- **What to do**
What lines of the data include the string "background"? Copy them all.

- **Data under study**
****************************************

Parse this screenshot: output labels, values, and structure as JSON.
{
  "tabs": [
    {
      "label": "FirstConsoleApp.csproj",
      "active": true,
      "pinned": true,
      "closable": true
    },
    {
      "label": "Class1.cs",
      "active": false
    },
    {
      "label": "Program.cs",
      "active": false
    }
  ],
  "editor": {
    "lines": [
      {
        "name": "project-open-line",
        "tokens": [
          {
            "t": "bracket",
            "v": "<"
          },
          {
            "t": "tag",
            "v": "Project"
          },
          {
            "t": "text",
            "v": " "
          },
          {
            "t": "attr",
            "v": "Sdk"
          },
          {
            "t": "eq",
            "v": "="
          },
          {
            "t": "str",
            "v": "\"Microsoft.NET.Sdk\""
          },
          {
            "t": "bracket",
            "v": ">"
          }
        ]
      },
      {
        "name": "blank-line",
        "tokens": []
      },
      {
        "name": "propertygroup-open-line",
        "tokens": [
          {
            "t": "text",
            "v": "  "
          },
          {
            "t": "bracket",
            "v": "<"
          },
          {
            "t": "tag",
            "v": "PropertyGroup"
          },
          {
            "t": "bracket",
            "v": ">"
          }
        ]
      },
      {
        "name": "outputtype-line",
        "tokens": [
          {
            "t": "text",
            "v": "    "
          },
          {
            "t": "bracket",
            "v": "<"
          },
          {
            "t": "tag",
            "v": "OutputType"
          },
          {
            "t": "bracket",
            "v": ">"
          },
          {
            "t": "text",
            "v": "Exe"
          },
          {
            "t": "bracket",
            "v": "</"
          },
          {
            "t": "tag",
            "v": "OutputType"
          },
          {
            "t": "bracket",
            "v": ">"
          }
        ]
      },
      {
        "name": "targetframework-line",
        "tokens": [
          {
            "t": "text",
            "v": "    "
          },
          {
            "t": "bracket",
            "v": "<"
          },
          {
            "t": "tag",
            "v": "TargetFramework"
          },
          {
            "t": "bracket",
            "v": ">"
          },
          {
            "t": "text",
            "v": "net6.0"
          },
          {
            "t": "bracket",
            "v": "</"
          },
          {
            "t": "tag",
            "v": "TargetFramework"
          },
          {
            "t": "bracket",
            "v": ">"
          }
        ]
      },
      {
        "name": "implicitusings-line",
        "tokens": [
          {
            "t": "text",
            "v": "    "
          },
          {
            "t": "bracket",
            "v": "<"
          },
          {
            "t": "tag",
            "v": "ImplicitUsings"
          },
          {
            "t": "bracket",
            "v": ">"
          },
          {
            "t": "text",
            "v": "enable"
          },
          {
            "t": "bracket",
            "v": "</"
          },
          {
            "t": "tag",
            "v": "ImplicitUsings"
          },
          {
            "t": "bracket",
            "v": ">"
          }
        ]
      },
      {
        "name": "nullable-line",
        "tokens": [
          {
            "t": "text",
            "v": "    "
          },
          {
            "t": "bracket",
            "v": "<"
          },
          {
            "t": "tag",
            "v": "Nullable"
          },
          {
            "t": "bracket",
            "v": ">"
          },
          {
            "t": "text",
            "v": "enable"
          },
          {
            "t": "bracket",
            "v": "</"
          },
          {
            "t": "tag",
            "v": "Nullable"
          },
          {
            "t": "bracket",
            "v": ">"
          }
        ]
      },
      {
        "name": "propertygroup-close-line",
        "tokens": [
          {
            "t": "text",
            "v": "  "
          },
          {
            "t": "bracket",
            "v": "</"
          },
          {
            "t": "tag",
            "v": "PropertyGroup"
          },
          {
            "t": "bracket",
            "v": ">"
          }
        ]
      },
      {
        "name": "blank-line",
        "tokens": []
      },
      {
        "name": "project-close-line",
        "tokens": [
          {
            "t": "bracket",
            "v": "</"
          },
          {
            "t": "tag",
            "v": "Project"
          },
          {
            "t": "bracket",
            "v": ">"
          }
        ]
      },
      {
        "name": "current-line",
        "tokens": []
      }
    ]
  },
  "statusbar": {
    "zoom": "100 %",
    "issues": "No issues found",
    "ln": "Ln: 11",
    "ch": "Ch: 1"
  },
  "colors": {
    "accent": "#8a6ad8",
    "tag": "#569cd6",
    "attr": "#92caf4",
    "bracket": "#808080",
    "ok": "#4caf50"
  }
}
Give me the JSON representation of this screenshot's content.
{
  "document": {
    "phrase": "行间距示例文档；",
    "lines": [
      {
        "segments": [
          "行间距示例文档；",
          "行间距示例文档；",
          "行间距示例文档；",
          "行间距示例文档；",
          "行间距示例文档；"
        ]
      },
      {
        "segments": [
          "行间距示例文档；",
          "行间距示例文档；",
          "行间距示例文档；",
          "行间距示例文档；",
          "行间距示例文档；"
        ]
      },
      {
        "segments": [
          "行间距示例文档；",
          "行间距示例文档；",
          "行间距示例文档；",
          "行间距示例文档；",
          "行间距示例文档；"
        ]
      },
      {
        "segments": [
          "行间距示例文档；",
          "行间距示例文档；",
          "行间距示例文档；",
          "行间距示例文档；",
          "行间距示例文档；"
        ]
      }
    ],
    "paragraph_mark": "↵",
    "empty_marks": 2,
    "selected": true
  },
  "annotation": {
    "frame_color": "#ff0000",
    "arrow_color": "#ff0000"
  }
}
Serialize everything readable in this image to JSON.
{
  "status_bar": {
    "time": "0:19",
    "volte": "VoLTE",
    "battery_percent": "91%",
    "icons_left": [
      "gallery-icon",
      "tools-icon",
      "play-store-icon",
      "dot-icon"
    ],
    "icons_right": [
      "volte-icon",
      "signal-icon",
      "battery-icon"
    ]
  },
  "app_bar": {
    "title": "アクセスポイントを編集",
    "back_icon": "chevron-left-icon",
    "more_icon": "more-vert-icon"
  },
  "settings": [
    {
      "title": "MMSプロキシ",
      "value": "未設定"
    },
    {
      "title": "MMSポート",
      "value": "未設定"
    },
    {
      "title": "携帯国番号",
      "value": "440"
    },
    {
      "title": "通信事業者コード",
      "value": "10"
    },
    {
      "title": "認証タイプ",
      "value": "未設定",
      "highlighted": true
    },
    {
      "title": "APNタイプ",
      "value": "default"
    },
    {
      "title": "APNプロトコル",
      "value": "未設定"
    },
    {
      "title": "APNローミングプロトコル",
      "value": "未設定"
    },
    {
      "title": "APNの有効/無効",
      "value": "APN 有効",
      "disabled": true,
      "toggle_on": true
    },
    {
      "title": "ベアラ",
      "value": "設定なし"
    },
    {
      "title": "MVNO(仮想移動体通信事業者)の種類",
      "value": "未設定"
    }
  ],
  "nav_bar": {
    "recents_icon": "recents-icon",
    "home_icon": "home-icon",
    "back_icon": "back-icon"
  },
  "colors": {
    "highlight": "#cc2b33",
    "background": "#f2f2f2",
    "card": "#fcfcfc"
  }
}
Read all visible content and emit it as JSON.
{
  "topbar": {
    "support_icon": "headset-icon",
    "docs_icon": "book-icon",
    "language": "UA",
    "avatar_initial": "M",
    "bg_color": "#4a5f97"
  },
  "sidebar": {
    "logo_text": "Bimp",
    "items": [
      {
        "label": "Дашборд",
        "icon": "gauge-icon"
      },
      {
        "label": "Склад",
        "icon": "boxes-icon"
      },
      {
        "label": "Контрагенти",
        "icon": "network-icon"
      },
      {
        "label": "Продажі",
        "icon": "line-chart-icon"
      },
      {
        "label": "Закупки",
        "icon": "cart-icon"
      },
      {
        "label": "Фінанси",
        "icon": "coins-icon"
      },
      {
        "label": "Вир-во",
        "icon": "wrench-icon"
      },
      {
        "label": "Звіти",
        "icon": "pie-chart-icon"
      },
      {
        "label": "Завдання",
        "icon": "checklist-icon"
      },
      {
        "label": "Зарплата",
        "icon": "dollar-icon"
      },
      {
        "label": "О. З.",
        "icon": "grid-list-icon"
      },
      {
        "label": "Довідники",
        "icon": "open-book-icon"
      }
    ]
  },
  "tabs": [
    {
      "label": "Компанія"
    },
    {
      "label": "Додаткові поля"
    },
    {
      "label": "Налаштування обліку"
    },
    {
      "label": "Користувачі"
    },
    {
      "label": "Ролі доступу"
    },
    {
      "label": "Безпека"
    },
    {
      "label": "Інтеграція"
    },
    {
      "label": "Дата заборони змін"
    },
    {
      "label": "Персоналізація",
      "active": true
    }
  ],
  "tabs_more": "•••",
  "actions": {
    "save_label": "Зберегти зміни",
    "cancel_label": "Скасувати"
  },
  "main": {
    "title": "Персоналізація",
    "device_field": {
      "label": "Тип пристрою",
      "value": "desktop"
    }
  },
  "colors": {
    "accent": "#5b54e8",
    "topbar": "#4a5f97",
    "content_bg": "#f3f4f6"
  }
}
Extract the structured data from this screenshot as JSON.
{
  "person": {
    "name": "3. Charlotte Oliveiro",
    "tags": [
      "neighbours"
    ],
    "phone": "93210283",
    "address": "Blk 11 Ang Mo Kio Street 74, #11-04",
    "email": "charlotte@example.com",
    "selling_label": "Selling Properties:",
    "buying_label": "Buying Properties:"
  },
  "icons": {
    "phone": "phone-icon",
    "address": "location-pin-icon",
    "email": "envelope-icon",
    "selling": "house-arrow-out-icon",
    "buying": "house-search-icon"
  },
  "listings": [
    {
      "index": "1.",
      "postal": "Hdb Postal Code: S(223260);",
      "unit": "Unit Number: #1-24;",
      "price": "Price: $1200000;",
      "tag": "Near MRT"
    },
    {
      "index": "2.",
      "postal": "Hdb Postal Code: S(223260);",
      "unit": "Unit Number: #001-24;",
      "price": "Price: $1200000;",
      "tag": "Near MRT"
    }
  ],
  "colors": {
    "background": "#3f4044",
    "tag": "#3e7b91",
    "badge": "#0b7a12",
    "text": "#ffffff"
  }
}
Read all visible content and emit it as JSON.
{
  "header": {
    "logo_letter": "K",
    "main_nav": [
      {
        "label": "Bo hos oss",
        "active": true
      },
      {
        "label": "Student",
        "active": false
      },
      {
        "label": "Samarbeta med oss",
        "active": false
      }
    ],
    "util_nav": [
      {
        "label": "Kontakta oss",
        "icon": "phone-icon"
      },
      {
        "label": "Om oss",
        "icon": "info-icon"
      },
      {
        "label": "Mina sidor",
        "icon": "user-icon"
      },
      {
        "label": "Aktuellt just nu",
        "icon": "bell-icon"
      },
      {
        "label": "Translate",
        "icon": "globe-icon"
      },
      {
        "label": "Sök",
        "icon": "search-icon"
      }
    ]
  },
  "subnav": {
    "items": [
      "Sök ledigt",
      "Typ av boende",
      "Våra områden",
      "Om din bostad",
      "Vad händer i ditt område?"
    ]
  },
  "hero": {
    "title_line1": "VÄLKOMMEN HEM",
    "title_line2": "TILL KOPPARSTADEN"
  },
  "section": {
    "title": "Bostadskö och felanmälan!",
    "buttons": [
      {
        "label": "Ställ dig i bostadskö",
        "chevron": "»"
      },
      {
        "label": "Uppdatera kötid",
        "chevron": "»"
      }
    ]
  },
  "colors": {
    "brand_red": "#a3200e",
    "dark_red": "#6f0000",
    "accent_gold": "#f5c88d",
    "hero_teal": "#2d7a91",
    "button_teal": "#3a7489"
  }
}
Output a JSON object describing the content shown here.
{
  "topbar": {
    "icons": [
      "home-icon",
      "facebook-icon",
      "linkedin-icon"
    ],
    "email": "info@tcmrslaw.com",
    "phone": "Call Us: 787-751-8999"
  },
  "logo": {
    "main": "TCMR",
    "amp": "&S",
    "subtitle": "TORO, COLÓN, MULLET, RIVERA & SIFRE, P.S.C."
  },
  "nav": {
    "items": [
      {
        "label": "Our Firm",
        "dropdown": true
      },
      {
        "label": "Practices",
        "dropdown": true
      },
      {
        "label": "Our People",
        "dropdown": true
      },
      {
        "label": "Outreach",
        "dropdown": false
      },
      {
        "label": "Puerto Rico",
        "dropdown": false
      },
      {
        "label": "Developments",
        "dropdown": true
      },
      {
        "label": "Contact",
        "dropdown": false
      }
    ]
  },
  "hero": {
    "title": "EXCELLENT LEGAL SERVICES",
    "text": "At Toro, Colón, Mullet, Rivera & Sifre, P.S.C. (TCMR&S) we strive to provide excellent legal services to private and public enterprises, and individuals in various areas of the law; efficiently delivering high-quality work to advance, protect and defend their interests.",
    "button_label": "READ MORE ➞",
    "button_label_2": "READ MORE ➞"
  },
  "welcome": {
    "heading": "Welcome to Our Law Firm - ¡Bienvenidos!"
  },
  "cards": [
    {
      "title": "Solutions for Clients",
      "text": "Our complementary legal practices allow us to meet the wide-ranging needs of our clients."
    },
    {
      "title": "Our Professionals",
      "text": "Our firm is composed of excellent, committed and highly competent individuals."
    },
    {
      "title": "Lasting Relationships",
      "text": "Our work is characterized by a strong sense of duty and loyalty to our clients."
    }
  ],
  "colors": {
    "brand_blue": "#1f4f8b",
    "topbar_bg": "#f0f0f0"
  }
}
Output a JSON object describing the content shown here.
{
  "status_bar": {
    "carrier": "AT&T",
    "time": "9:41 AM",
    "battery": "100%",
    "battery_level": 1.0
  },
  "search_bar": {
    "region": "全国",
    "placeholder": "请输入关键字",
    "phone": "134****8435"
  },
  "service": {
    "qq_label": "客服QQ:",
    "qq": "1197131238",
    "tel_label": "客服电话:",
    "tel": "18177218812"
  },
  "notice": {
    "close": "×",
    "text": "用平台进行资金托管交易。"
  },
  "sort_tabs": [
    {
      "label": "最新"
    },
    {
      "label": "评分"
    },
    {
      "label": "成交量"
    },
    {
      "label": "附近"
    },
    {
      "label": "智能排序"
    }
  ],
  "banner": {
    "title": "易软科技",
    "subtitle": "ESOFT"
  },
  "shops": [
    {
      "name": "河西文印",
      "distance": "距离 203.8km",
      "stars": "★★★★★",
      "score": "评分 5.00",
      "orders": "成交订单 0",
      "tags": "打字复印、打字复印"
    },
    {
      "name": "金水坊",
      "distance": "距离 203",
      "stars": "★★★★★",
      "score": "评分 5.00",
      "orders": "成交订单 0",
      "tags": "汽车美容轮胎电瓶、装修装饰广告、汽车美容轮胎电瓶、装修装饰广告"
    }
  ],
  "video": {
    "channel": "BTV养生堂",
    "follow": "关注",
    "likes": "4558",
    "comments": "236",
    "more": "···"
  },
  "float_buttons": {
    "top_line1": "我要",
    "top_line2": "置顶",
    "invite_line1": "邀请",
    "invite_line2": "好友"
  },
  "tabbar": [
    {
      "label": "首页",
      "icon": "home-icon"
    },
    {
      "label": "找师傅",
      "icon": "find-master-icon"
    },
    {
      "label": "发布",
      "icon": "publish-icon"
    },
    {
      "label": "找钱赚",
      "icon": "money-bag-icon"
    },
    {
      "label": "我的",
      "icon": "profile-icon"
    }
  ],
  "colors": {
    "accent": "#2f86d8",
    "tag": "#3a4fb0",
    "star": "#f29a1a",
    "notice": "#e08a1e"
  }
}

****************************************

- **Result of this task**
    "background": "#f2f2f2",
    "background": "#3f4044",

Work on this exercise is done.